Having been in both sales and marketing, I can attest to the fact that marketing teams very often get dismissed by sales as not providing much value, particularly in larger organizations. The problem is, most sales people generally interact with the marketing communications (Mar-com) teams, who are really just the messengers. Mar-com teams rarely create the messages and collateral being delivered, and definitely do not contribute to the product requirements documents (PRDs) that determine what products come to market.  So it’s unfair to blame Mar-com if the message doesn’t connect with the customer or if the product doesn’t deliver what the data sheet promises.

Often the core problem lies way up the chain, with an executive management team that doesn’t take the time to create an effective Strategic Marketing Plan.

Well before trade shows are attended, or collateral is created, or the development team starts to code or design, there must be a Strategic Marketing Plan in place that all parties must execute against.  The plan has to align with the needs of the business while ensuring what is built and sold connects with customer needs. “If you build it they will come” is a nice theme for a baseball movie, but it generally does not work in business.

Think about a start-up company. Before an investor will fund the start-up they want to know the strategic business plan. Some key questions they ask:  What is the target market? What is the competitive landscape? How much revenue can the company generate in 1, 3, 5, 10 years?  How will the product be taken to market?  What is the channel (direct, VAR, OEM)? What are the risks?

But the most important question is: Why will customers want to buy your product over other solutions on the market- or asked in another way- What is the unique value proposition?

Rarely will a company get funded unless they know all of the answers to those questions and they can prove they have a unique value proposition. And the only way they can answer all those questions, is if they have done market research, competitive analysis, go to market analysis, SWOT (strength, weakness, opportunity and threat) analysis and most of all, message a compelling value proposition that connects to the audience.

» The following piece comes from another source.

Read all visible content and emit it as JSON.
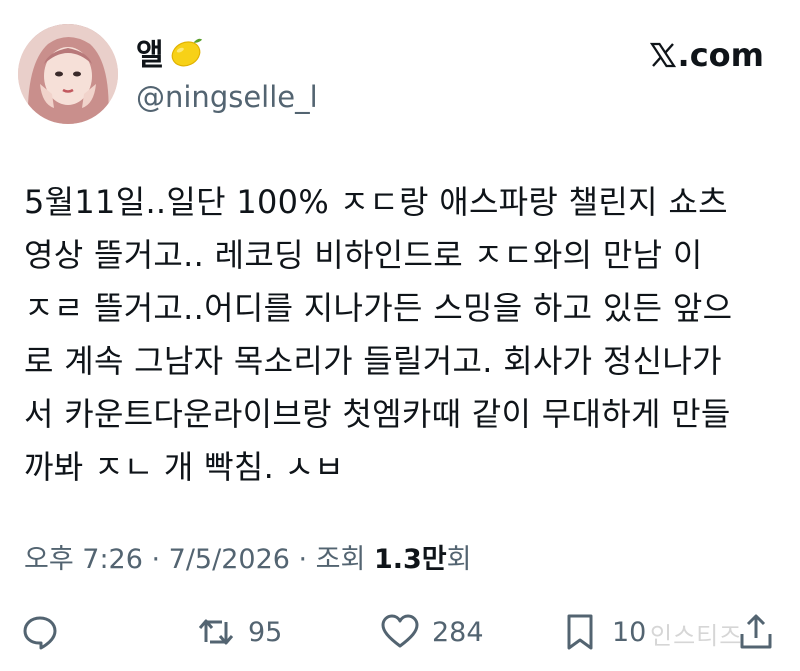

This requires Strategic Marketing Analysis & Planning. One can also call it business planning, but there is so much “marketing” in the plan that it is impossible to separate a business analysis from a market analysis and that is the point. Strategic Marketing is absolutely critical to the success of the business.